App and web page records:
★ ★ ★ ★ ★ ★ ★

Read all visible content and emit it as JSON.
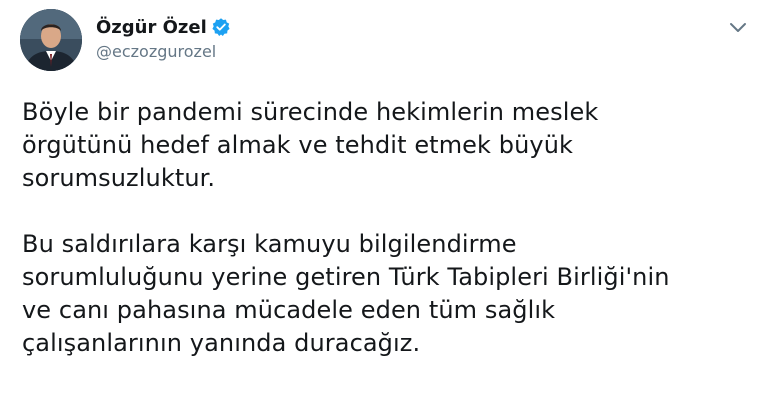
{
  "author": {
    "display_name": "Özgür Özel",
    "handle": "@eczozgurozel",
    "verified": true
  },
  "icons": {
    "avatar": "profile-photo",
    "verified": "verified-badge-icon",
    "menu": "chevron-down-icon"
  },
  "colors": {
    "text": "#14171a",
    "handle": "#657786",
    "verified": "#1da1f2",
    "caret": "#657786"
  },
  "tweet": {
    "paragraph_1": [
      "Böyle bir pandemi sürecinde hekimlerin meslek",
      "örgütünü hedef almak ve tehdit etmek büyük",
      "sorumsuzluktur."
    ],
    "paragraph_2": [
      "Bu saldırılara karşı kamuyu bilgilendirme",
      "sorumluluğunu yerine getiren Türk Tabipleri Birliği'nin",
      "ve canı pahasına mücadele eden tüm sağlık",
      "çalışanlarının yanında duracağız."
    ]
  }
}
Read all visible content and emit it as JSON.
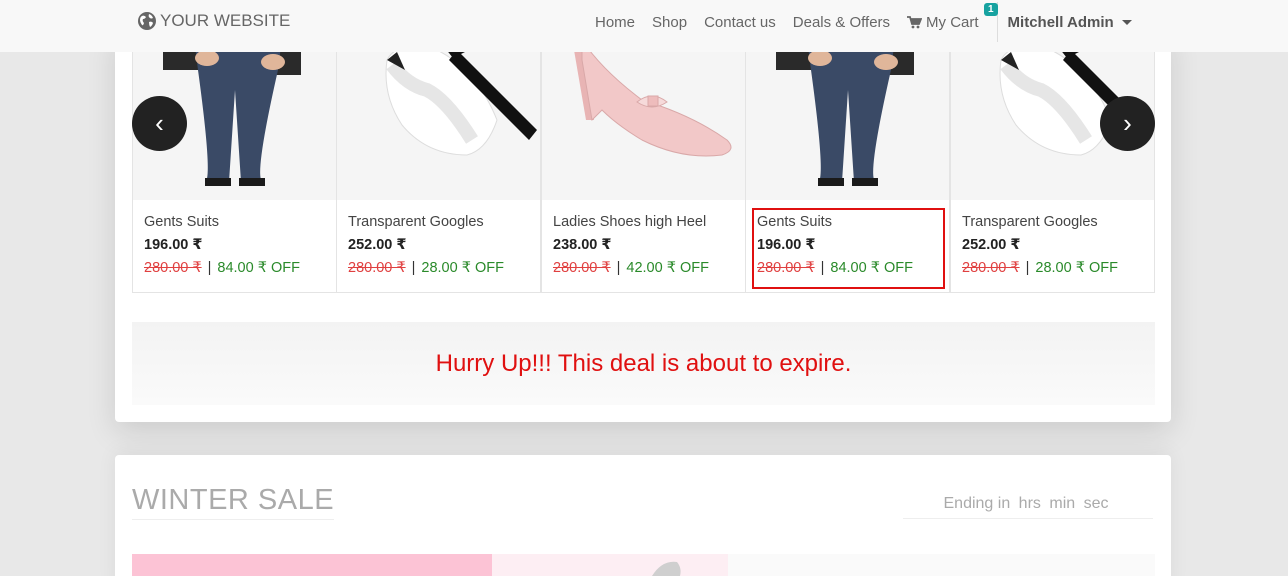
{
  "nav": {
    "brand": "YOUR WEBSITE",
    "links": [
      "Home",
      "Shop",
      "Contact us",
      "Deals & Offers"
    ],
    "cart_label": "My Cart",
    "cart_count": "1",
    "user": "Mitchell Admin"
  },
  "carousel": {
    "products": [
      {
        "name": "Gents Suits",
        "price": "196.00 ₹",
        "old_price": "280.00 ₹",
        "separator": "|",
        "off": "84.00 ₹ OFF"
      },
      {
        "name": "Transparent Googles",
        "price": "252.00 ₹",
        "old_price": "280.00 ₹",
        "separator": "|",
        "off": "28.00 ₹ OFF"
      },
      {
        "name": "Ladies Shoes high Heel",
        "price": "238.00 ₹",
        "old_price": "280.00 ₹",
        "separator": "|",
        "off": "42.00 ₹ OFF"
      },
      {
        "name": "Gents Suits",
        "price": "196.00 ₹",
        "old_price": "280.00 ₹",
        "separator": "|",
        "off": "84.00 ₹ OFF"
      },
      {
        "name": "Transparent Googles",
        "price": "252.00 ₹",
        "old_price": "280.00 ₹",
        "separator": "|",
        "off": "28.00 ₹ OFF"
      }
    ],
    "prev": "‹",
    "next": "›"
  },
  "hurry_text": "Hurry Up!!! This deal is about to expire.",
  "winter": {
    "title": "WINTER SALE",
    "ending_label": "Ending in",
    "hrs": "hrs",
    "min": "min",
    "sec": "sec"
  },
  "colors": {
    "accent_red": "#e01010",
    "discount_green": "#2a8a2a",
    "badge_teal": "#17a2a0"
  }
}
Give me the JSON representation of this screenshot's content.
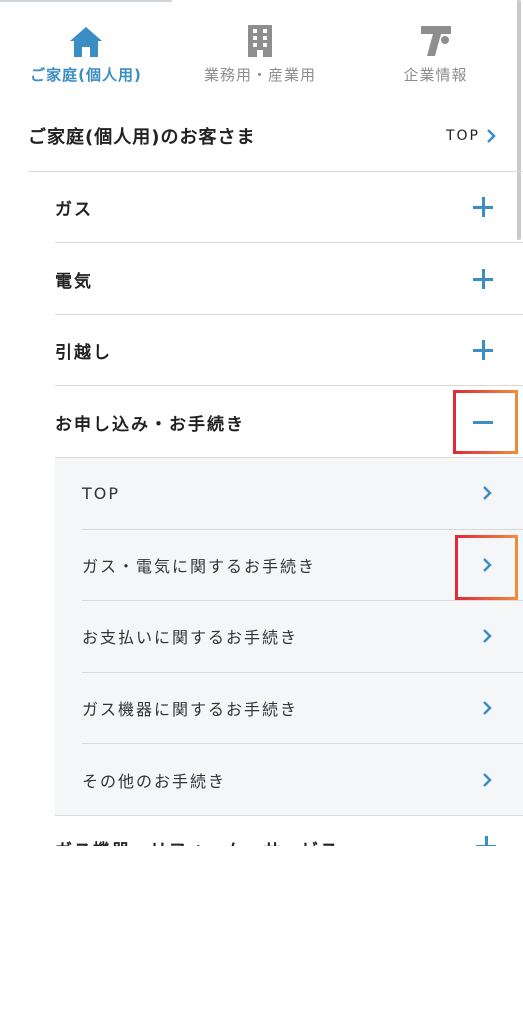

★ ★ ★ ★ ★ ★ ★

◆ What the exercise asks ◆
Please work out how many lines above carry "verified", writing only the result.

◆ Solution to this problem ◆
3